## EXERCISE
Wherever a line in the data below holds "selected", copy that line.

━━ THE DATA

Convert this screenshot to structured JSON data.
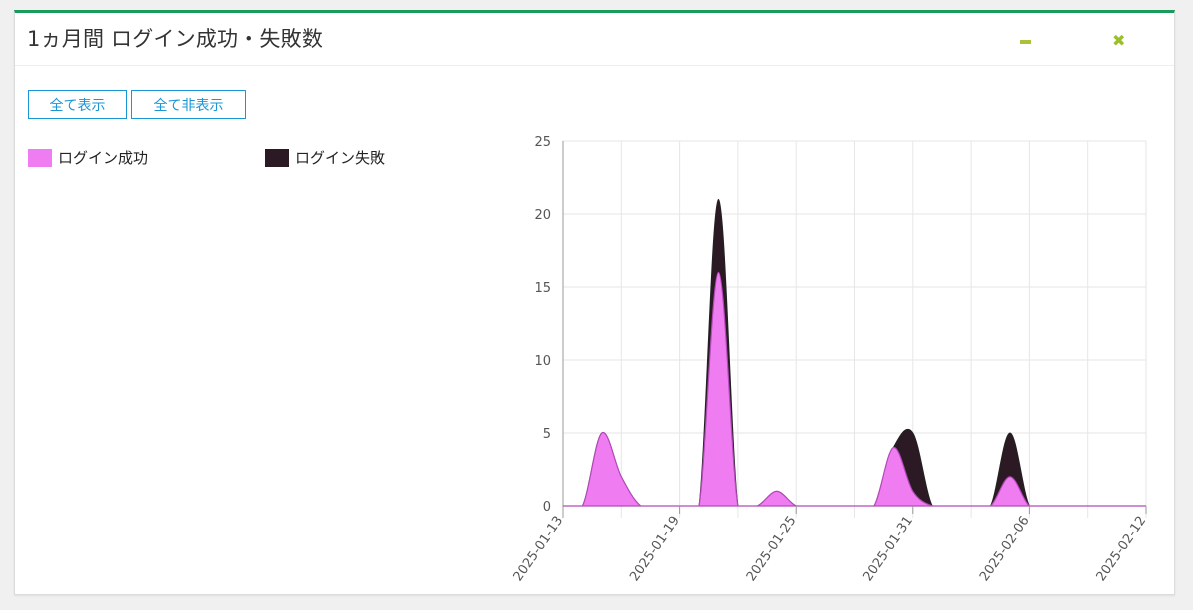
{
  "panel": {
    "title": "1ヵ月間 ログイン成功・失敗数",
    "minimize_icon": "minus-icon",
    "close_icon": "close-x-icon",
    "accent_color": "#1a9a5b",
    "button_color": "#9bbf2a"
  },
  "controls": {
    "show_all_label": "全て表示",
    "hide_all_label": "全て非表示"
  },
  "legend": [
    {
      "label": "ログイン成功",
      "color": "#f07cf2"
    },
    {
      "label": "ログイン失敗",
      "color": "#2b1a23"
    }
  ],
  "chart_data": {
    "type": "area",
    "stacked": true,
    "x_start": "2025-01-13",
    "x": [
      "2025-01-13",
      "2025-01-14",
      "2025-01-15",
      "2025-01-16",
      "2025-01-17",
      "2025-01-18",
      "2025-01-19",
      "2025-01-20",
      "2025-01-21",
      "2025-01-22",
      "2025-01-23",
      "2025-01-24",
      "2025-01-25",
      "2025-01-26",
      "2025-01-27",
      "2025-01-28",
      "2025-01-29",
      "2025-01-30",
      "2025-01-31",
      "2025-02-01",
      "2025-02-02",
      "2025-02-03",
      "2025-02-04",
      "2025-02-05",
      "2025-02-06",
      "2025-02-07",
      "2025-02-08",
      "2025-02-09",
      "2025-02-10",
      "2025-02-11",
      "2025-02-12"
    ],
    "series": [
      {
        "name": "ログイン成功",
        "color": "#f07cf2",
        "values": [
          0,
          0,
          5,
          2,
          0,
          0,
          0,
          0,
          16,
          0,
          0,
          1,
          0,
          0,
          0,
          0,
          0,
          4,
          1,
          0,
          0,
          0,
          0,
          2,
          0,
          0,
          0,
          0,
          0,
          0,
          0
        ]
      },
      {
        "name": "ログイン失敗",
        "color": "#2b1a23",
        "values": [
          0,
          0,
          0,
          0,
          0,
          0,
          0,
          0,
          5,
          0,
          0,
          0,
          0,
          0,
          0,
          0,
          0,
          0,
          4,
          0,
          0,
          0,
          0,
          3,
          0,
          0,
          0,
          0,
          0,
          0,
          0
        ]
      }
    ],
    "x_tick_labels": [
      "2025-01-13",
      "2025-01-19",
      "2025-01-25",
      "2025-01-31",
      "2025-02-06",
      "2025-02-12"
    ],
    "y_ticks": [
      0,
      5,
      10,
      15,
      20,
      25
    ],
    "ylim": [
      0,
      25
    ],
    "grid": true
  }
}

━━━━
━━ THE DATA

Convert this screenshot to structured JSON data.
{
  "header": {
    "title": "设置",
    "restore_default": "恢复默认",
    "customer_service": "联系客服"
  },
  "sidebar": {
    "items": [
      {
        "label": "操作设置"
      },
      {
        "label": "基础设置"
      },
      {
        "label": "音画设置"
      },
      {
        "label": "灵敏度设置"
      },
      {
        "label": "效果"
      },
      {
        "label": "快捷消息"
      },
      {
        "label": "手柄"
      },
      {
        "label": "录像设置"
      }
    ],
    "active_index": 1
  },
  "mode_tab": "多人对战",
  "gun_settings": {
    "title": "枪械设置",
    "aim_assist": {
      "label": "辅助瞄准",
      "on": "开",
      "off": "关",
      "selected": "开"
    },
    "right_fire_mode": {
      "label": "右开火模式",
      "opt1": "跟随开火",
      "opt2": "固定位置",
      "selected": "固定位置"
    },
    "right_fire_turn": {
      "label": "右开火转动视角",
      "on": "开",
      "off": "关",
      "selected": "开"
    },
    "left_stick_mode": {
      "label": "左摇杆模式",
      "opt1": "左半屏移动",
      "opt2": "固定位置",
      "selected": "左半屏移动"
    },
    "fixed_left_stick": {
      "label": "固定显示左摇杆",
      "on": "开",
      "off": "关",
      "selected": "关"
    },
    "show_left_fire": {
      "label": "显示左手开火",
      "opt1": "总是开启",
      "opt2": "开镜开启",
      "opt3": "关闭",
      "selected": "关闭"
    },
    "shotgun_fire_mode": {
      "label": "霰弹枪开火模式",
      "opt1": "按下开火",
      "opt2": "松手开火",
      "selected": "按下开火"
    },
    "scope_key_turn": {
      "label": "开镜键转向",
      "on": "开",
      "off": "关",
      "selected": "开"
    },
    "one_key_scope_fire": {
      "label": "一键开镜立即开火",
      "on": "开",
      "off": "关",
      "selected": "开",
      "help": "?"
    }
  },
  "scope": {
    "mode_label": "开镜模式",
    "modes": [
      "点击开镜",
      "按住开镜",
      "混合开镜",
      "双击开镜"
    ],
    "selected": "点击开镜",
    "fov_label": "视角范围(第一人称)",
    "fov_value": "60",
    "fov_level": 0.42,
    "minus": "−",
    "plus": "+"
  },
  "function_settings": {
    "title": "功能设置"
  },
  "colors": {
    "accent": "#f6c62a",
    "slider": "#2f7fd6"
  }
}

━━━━

## YOUR SOLUTION
      "selected": "开"
      "selected": "固定位置"
      "selected": "开"
      "selected": "左半屏移动"
      "selected": "关"
      "selected": "关闭"
      "selected": "按下开火"
      "selected": "开"
      "selected": "开",
    "selected": "点击开镜",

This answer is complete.